For the listing below, count the lines that contain "icon" and report only the number.

┌──

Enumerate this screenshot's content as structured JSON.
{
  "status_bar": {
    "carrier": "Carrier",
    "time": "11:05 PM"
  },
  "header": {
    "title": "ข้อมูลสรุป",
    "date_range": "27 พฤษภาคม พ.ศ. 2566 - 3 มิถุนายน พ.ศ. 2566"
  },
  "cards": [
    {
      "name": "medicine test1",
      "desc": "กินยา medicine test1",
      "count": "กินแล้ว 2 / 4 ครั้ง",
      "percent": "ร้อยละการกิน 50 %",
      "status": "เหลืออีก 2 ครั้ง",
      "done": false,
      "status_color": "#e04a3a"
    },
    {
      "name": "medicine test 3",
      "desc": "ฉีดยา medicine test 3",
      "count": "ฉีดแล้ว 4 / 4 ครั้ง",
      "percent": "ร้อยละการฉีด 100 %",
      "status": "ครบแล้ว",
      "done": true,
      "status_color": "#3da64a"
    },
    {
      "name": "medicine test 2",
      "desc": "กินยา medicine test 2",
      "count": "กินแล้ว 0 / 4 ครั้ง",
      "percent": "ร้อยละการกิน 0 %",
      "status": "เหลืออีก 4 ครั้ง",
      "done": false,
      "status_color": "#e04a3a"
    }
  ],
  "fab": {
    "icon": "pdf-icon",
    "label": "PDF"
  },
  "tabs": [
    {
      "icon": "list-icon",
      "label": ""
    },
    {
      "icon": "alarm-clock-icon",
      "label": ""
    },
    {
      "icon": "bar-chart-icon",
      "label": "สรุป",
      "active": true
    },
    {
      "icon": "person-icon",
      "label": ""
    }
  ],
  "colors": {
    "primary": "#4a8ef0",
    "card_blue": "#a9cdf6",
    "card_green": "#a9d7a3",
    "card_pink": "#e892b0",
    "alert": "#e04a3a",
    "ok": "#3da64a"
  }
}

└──

Answer below: 5